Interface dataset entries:
◆ ◆ ◆ ◆ ◆ ◆ ◆

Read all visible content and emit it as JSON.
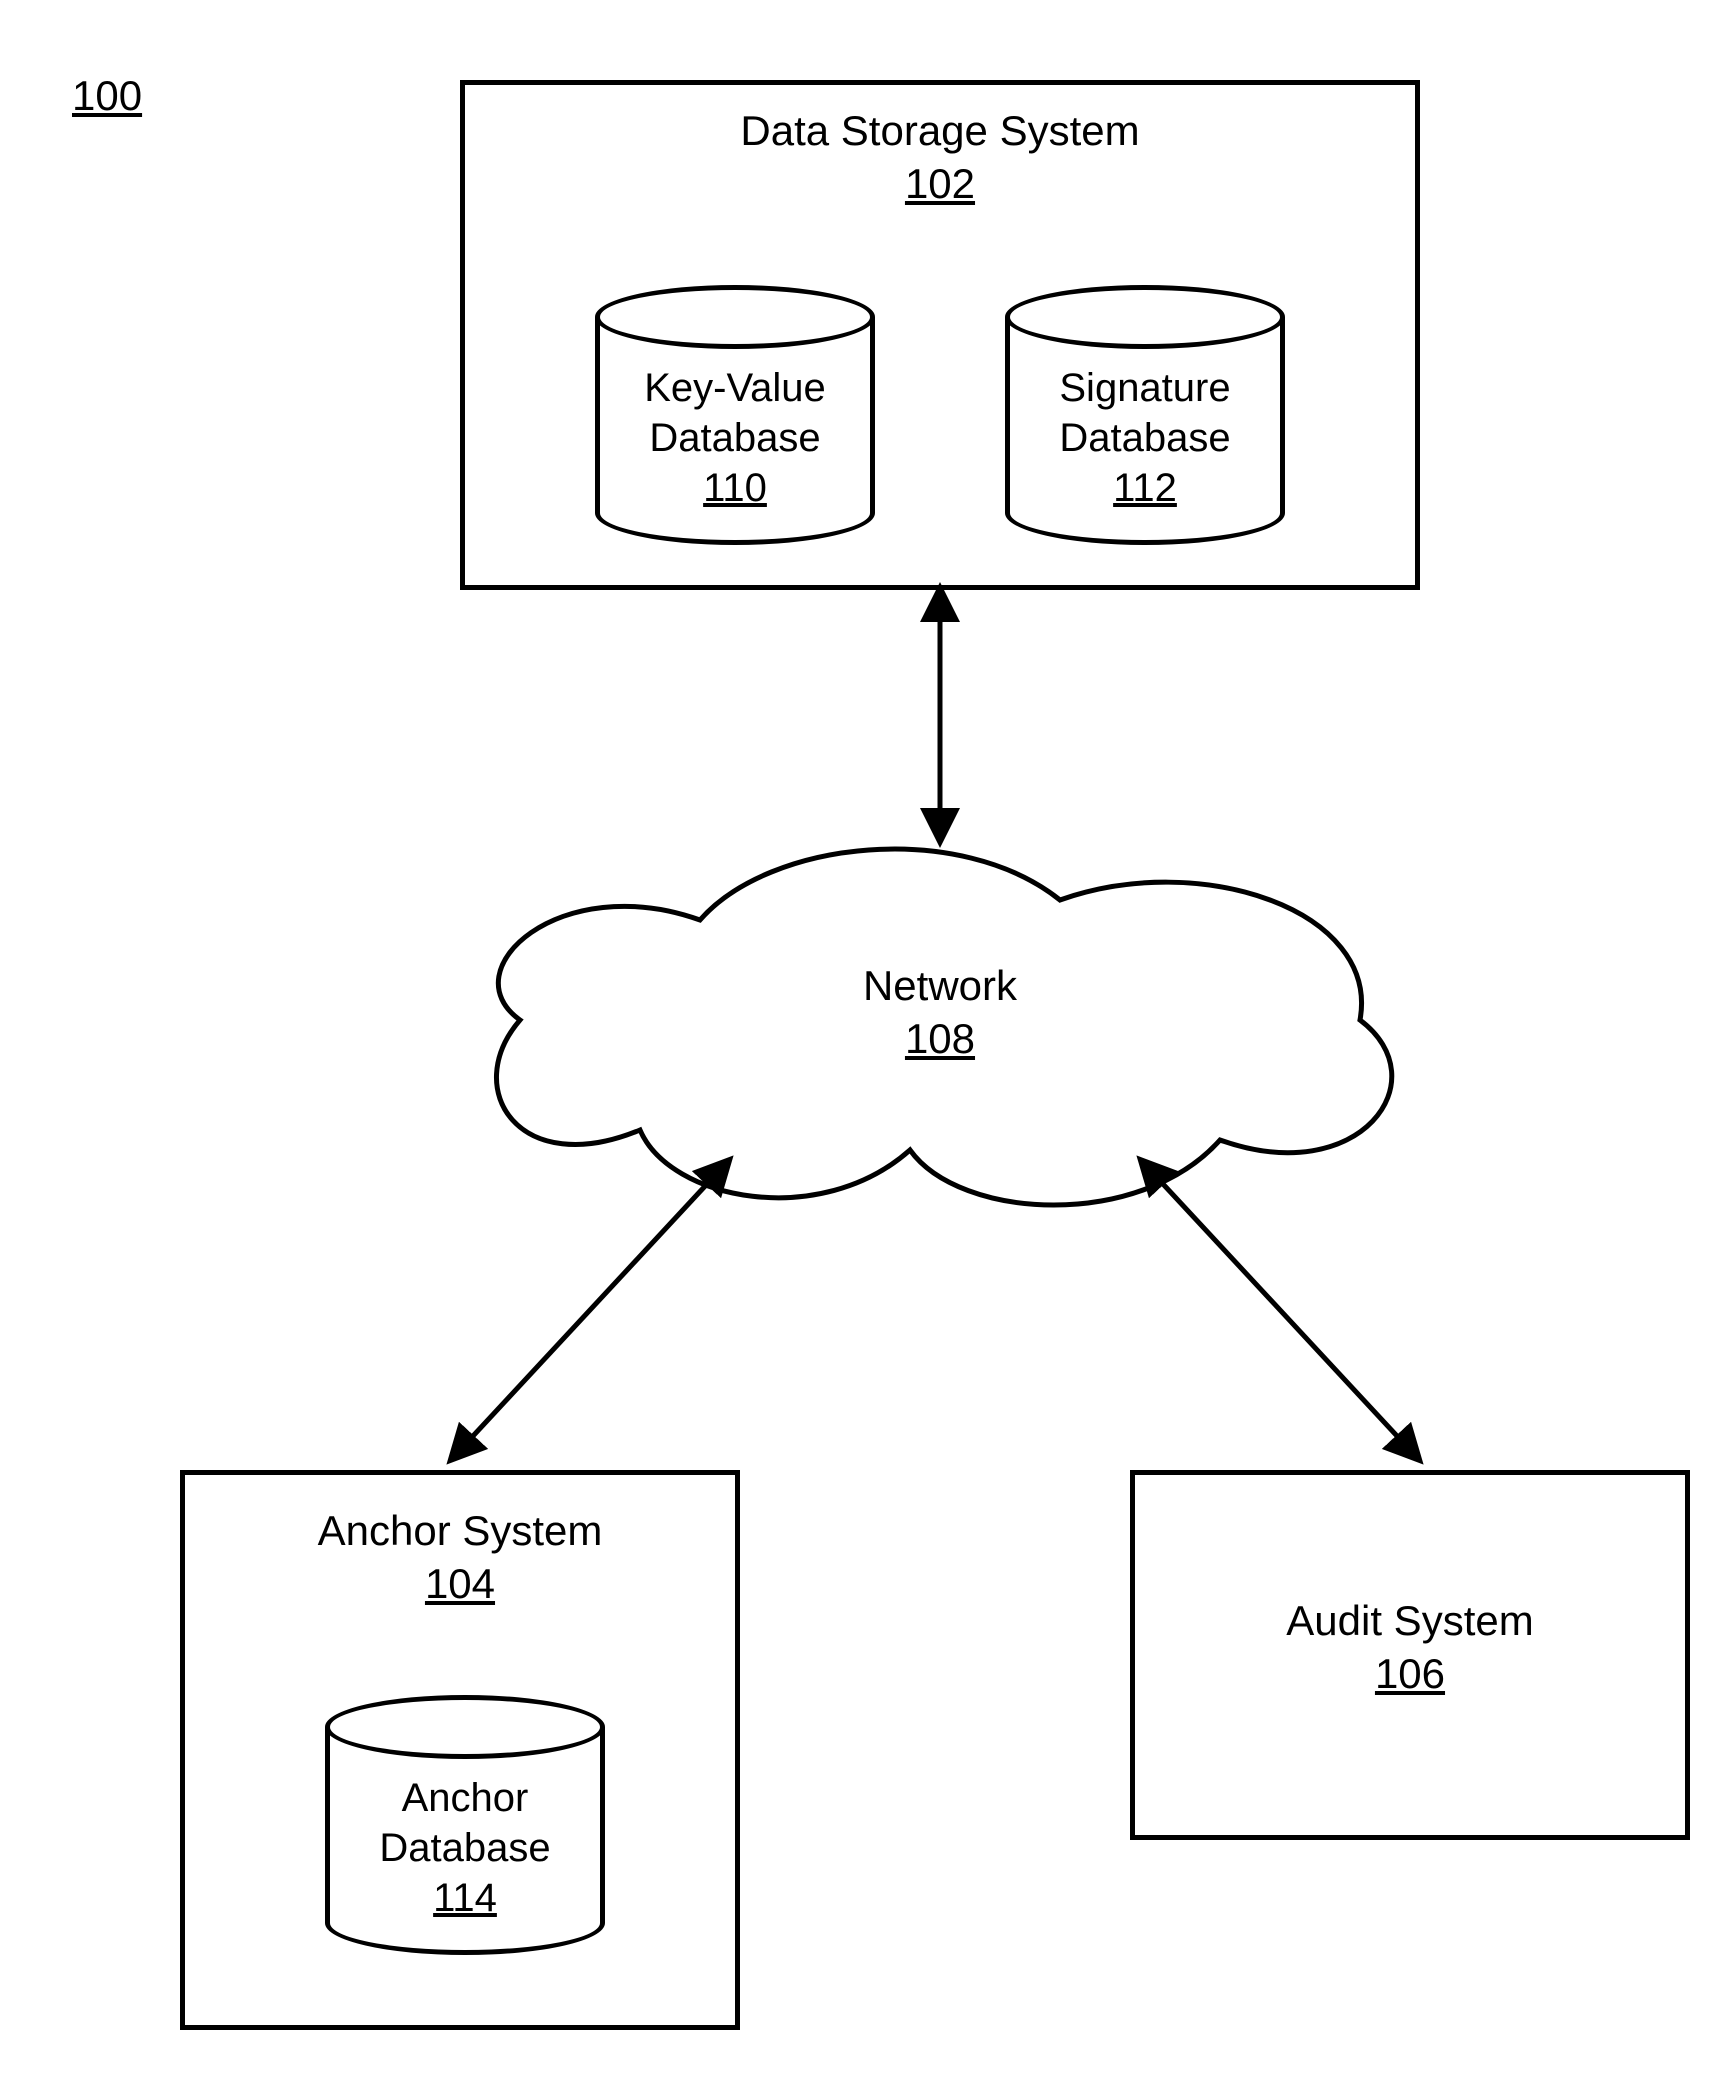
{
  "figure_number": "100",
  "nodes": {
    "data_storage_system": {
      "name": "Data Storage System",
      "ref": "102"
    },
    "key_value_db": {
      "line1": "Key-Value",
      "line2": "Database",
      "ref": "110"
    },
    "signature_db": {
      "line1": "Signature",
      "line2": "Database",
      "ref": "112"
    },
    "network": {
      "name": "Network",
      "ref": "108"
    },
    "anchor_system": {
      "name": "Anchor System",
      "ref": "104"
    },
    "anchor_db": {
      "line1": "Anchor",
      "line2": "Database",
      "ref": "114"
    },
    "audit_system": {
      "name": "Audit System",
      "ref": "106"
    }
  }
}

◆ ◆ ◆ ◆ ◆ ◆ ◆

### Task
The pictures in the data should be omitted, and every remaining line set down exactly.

### Response to this task
Read all visible content and emit it as JSON.
{
  "figure_number": "100",
  "nodes": {
    "data_storage_system": {
      "name": "Data Storage System",
      "ref": "102"
    },
    "key_value_db": {
      "line1": "Key-Value",
      "line2": "Database",
      "ref": "110"
    },
    "signature_db": {
      "line1": "Signature",
      "line2": "Database",
      "ref": "112"
    },
    "network": {
      "name": "Network",
      "ref": "108"
    },
    "anchor_system": {
      "name": "Anchor System",
      "ref": "104"
    },
    "anchor_db": {
      "line1": "Anchor",
      "line2": "Database",
      "ref": "114"
    },
    "audit_system": {
      "name": "Audit System",
      "ref": "106"
    }
  }
}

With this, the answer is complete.